Steven L. Peck is an Associate Professor of Biology at Brigham Young University. He is the author of Science the Key to Theology and Evolving Faith: Wanderings of a Mormon Biologist. He has also advised for multiple United Nations Joint FAO/IAEA missions, most recently in Senegal with the French Research Organization CIRAD. He has published in Philosophy of Science, Proceedings of the National Academy of Science, and Zygon: The Journal of Religion & Science.

Boyd Jay Petersen is the Program Coordinator for Mormon Studies at Utah Valley University and editor of Dialogue: A Journal of Mormon Thought. He is author of Hugh Nibley: A Consecrated Life and has published in the Journal of Mormon History, Voices for Equality: Ordain Women and Resurgent Mormon Feminism, and The New York Review of Science Fiction. He served as Book Review Editor for the Journal of Mormon History and is past president of the Association of Mormon Letters.

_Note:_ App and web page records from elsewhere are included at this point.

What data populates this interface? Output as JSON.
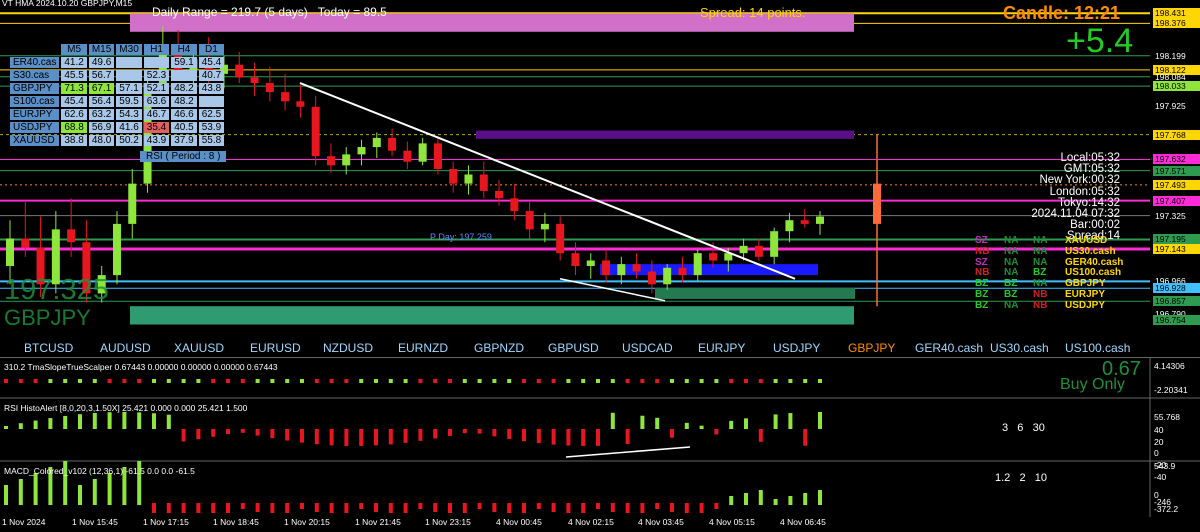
{
  "chart_data": {
    "type": "candlestick",
    "symbol_title": "GBPJPY,M15",
    "header_fragment": "VT HMA 2024.10.20",
    "daily_range_text": "Daily Range = 219.7 (5 days)",
    "today_text": "Today = 89.5",
    "spread_text": "Spread: 14 points.",
    "candle_timer": "Candle:  12:21",
    "pnl": "+5.4",
    "bid_overlay": "197.325",
    "symbol_overlay": "GBPJPY",
    "pday_label": "P Day: 197.259",
    "rsi_label": "RSI ( Period : 8 )",
    "price_axis": [
      "198.431",
      "198.376",
      "198.199",
      "198.122",
      "198.084",
      "198.033",
      "197.925",
      "197.768",
      "197.632",
      "197.571",
      "197.493",
      "197.407",
      "197.325",
      "197.195",
      "197.143",
      "196.966",
      "196.928",
      "196.857",
      "196.790",
      "196.754"
    ],
    "time_axis": [
      "1 Nov 2024",
      "1 Nov 15:45",
      "1 Nov 17:15",
      "1 Nov 18:45",
      "1 Nov 20:15",
      "1 Nov 21:45",
      "1 Nov 23:15",
      "4 Nov 00:45",
      "4 Nov 02:15",
      "4 Nov 03:45",
      "4 Nov 05:15",
      "4 Nov 06:45"
    ],
    "ylim": [
      196.7,
      198.46
    ],
    "candles": [
      {
        "o": 197.05,
        "h": 197.3,
        "l": 196.95,
        "c": 197.2
      },
      {
        "o": 197.2,
        "h": 197.4,
        "l": 197.1,
        "c": 197.15
      },
      {
        "o": 197.15,
        "h": 197.32,
        "l": 196.88,
        "c": 196.95
      },
      {
        "o": 196.95,
        "h": 197.35,
        "l": 196.9,
        "c": 197.25
      },
      {
        "o": 197.25,
        "h": 197.42,
        "l": 197.1,
        "c": 197.18
      },
      {
        "o": 197.18,
        "h": 197.3,
        "l": 196.85,
        "c": 196.9
      },
      {
        "o": 196.9,
        "h": 197.05,
        "l": 196.85,
        "c": 197.0
      },
      {
        "o": 197.0,
        "h": 197.35,
        "l": 196.95,
        "c": 197.28
      },
      {
        "o": 197.28,
        "h": 197.58,
        "l": 197.2,
        "c": 197.5
      },
      {
        "o": 197.5,
        "h": 198.1,
        "l": 197.45,
        "c": 198.05
      },
      {
        "o": 198.05,
        "h": 198.36,
        "l": 198.0,
        "c": 198.22
      },
      {
        "o": 198.22,
        "h": 198.34,
        "l": 198.08,
        "c": 198.12
      },
      {
        "o": 198.12,
        "h": 198.25,
        "l": 198.0,
        "c": 198.18
      },
      {
        "o": 198.18,
        "h": 198.3,
        "l": 198.05,
        "c": 198.1
      },
      {
        "o": 198.1,
        "h": 198.2,
        "l": 198.02,
        "c": 198.15
      },
      {
        "o": 198.15,
        "h": 198.22,
        "l": 198.05,
        "c": 198.08
      },
      {
        "o": 198.08,
        "h": 198.16,
        "l": 197.98,
        "c": 198.05
      },
      {
        "o": 198.05,
        "h": 198.14,
        "l": 197.95,
        "c": 198.0
      },
      {
        "o": 198.0,
        "h": 198.1,
        "l": 197.9,
        "c": 197.95
      },
      {
        "o": 197.95,
        "h": 198.04,
        "l": 197.86,
        "c": 197.92
      },
      {
        "o": 197.92,
        "h": 197.98,
        "l": 197.6,
        "c": 197.65
      },
      {
        "o": 197.65,
        "h": 197.72,
        "l": 197.56,
        "c": 197.6
      },
      {
        "o": 197.6,
        "h": 197.7,
        "l": 197.55,
        "c": 197.66
      },
      {
        "o": 197.66,
        "h": 197.74,
        "l": 197.6,
        "c": 197.7
      },
      {
        "o": 197.7,
        "h": 197.78,
        "l": 197.64,
        "c": 197.75
      },
      {
        "o": 197.75,
        "h": 197.8,
        "l": 197.65,
        "c": 197.68
      },
      {
        "o": 197.68,
        "h": 197.73,
        "l": 197.58,
        "c": 197.62
      },
      {
        "o": 197.62,
        "h": 197.75,
        "l": 197.6,
        "c": 197.72
      },
      {
        "o": 197.72,
        "h": 197.76,
        "l": 197.55,
        "c": 197.58
      },
      {
        "o": 197.58,
        "h": 197.62,
        "l": 197.45,
        "c": 197.5
      },
      {
        "o": 197.5,
        "h": 197.6,
        "l": 197.44,
        "c": 197.55
      },
      {
        "o": 197.55,
        "h": 197.62,
        "l": 197.42,
        "c": 197.46
      },
      {
        "o": 197.46,
        "h": 197.52,
        "l": 197.38,
        "c": 197.42
      },
      {
        "o": 197.42,
        "h": 197.5,
        "l": 197.3,
        "c": 197.35
      },
      {
        "o": 197.35,
        "h": 197.4,
        "l": 197.2,
        "c": 197.25
      },
      {
        "o": 197.25,
        "h": 197.34,
        "l": 197.18,
        "c": 197.28
      },
      {
        "o": 197.28,
        "h": 197.32,
        "l": 197.08,
        "c": 197.12
      },
      {
        "o": 197.12,
        "h": 197.18,
        "l": 197.0,
        "c": 197.05
      },
      {
        "o": 197.05,
        "h": 197.12,
        "l": 196.98,
        "c": 197.08
      },
      {
        "o": 197.08,
        "h": 197.14,
        "l": 196.96,
        "c": 197.0
      },
      {
        "o": 197.0,
        "h": 197.1,
        "l": 196.95,
        "c": 197.06
      },
      {
        "o": 197.06,
        "h": 197.12,
        "l": 196.98,
        "c": 197.02
      },
      {
        "o": 197.02,
        "h": 197.08,
        "l": 196.9,
        "c": 196.95
      },
      {
        "o": 196.95,
        "h": 197.06,
        "l": 196.92,
        "c": 197.04
      },
      {
        "o": 197.04,
        "h": 197.1,
        "l": 196.96,
        "c": 197.0
      },
      {
        "o": 197.0,
        "h": 197.14,
        "l": 196.97,
        "c": 197.12
      },
      {
        "o": 197.12,
        "h": 197.18,
        "l": 197.04,
        "c": 197.08
      },
      {
        "o": 197.08,
        "h": 197.15,
        "l": 197.02,
        "c": 197.12
      },
      {
        "o": 197.12,
        "h": 197.2,
        "l": 197.08,
        "c": 197.16
      },
      {
        "o": 197.16,
        "h": 197.2,
        "l": 197.08,
        "c": 197.1
      },
      {
        "o": 197.1,
        "h": 197.26,
        "l": 197.06,
        "c": 197.24
      },
      {
        "o": 197.24,
        "h": 197.34,
        "l": 197.18,
        "c": 197.3
      },
      {
        "o": 197.3,
        "h": 197.36,
        "l": 197.26,
        "c": 197.28
      },
      {
        "o": 197.28,
        "h": 197.35,
        "l": 197.22,
        "c": 197.32
      }
    ],
    "indicator_panels": [
      {
        "name": "310.2 TmaSlopeTrueScalper 0.67443 0.00000 0.00000 0.00000 0.67443",
        "axis": [
          "4.14306",
          "-2.20341"
        ],
        "value": "0.67",
        "signal": "Buy Only"
      },
      {
        "name": "RSI HistoAlert [8,0,20,3,1.50X] 25.421 0.000 0.000 25.421 1.500",
        "axis": [
          "55.768",
          "40",
          "20",
          "0",
          "-20",
          "-40"
        ],
        "numbers": "3   6   30"
      },
      {
        "name": "MACD_Colored_v102 (12,36,1) -61.5 0.0 0.0 -61.5",
        "axis": [
          "543.9",
          "0",
          "-246",
          "-372.2"
        ],
        "numbers": "1.2   2   10"
      }
    ]
  },
  "timeframes": [
    "M5",
    "M15",
    "M30",
    "H1",
    "H4",
    "D1"
  ],
  "tf_rows": [
    {
      "sym": "ER40.cas",
      "vals": [
        "41.2",
        "49.6",
        "",
        "",
        "59.1",
        "45.4"
      ]
    },
    {
      "sym": "S30.cas",
      "vals": [
        "45.5",
        "56.7",
        "",
        "52.3",
        "",
        "40.7"
      ]
    },
    {
      "sym": "GBPJPY",
      "vals": [
        "71.3",
        "67.1",
        "57.1",
        "52.1",
        "48.2",
        "43.8"
      ]
    },
    {
      "sym": "S100.cas",
      "vals": [
        "45.4",
        "56.4",
        "59.5",
        "63.6",
        "48.2",
        ""
      ]
    },
    {
      "sym": "EURJPY",
      "vals": [
        "62.6",
        "63.2",
        "54.3",
        "46.7",
        "46.6",
        "62.5"
      ]
    },
    {
      "sym": "USDJPY",
      "vals": [
        "68.8",
        "56.9",
        "41.6",
        "35.4",
        "40.5",
        "53.9"
      ]
    },
    {
      "sym": "XAUUSD",
      "vals": [
        "38.8",
        "48.0",
        "50.2",
        "43.9",
        "37.9",
        "55.8"
      ]
    }
  ],
  "pairs": [
    "BTCUSD",
    "AUDUSD",
    "XAUUSD",
    "EURUSD",
    "NZDUSD",
    "EURNZD",
    "GBPNZD",
    "GBPUSD",
    "USDCAD",
    "EURJPY",
    "USDJPY",
    "GBPJPY",
    "GER40.cash",
    "US30.cash",
    "US100.cash"
  ],
  "session_info": [
    "Local:05:32",
    "GMT:05:32",
    "New York:00:32",
    "London:05:32",
    "Tokyo:14:32",
    "2024.11.04 07:32",
    "Bar:00:02",
    "Spread:14"
  ],
  "status_rows": [
    {
      "a": "SZ",
      "b": "NA",
      "c": "NA",
      "sym": "XAUUSD"
    },
    {
      "a": "NB",
      "b": "NA",
      "c": "NA",
      "sym": "US30.cash"
    },
    {
      "a": "SZ",
      "b": "NA",
      "c": "NA",
      "sym": "GER40.cash"
    },
    {
      "a": "NB",
      "b": "NA",
      "c": "BZ",
      "sym": "US100.cash"
    },
    {
      "a": "BZ",
      "b": "BZ",
      "c": "NA",
      "sym": "GBPJPY"
    },
    {
      "a": "BZ",
      "b": "BZ",
      "c": "NB",
      "sym": "EURJPY"
    },
    {
      "a": "BZ",
      "b": "NA",
      "c": "NB",
      "sym": "USDJPY"
    }
  ],
  "colors": {
    "bull": "#8ee63c",
    "bear": "#e8171f",
    "magenta": "#ff2bd6",
    "gold": "#ffd700",
    "teal": "#2e9b70",
    "blue": "#1a1aff",
    "purple": "#5a0f8a"
  }
}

Jana K. Riess is Senior Columnist for Religion News Service. She has authored and edited several books including Flunking Sainthood: A Year of Breaking the Sabbath, Forgetting to Pray, and Still Loving My Neighbor; Mormonism and American Politics; and Mormonism for Dummies. She holds degrees in religion from Wellesley College and Princeton Theological Seminary and a Ph.D. in American Religious History from Columbia University. Her latest project is the forthcoming study entitled The Next Mormons, a national survey of four generations of Latter-day Saints.

David W. Scott is a Professor of Communication at Utah Valley University and associate editor of Dialogue: A Journal of Mormon Thought. His publications include "Dinosaurs on Noah's Ark: Multi-media Narratives and Natural Science Museum Discourse at the Creation Museum in Kentucky" in the Journal of Media & Religion and "Communicating Jesus" in Dialogue: A Journal of Mormon Thought. He is a contributor to the Encyclopedia of Religion, Communication, and Media and Religion & Mass Media.

Benjamin Spackman is a doctoral student in the History of Christianity & Religions of North America at Claremont Graduate University. He completed his undergraduate program in Near Eastern Studies at Brigham Young University and holds a Master of Arts in Near Eastern Languages and Civilizations from the University of Chicago. He is a contributor to The Religious Educator and author of "Truth, Scripture, and Interpretation." He blogs at Ben the Scribe and contributes to Times and Seasons.

Blair Van Dyke is an instructor in the Department of Philosophy and Humanities Department and Religious Studies Program at Utah Valley University where he also serves as Co-Advisor to the UVU Interfaith Student Council. He is the author of Holy Lands: A History of the Latter-day Saints in the Near East. He is also a senior research fellow at the Foundation for Religious Diplomacy where he leads the Mormon Chapter of the organization.

Grant Underwood is a professor of history and Richard L. Evans Professor of Religious Understanding at Brigham Young University. He is author of The Millennial World of Early Mormonism and Voyages of Faith: Explorations in the Mormon Pacific. He is the founding co-chair of the Mormon Studies Group for the American Academy of Religion and serves on the Advisory Board for the Mormon Studies Review. His current book project is entitled Mormonism Among Christian Theologies

Molly Worthen is an Assistant Professor of History at the University of North Carolina Chapel Hill and a contributing writer for the New York Times on religion and American politics. She is author of Apostles of Reason: The Crisis of Authority in American Evangelicalism and has contributed to the New Yorker, SlateAmerican Prospect, Foreign Policy, and other publications. She is a contributor to The Great Courses on The History of Christianity: From Reformation to Modern Megachurch.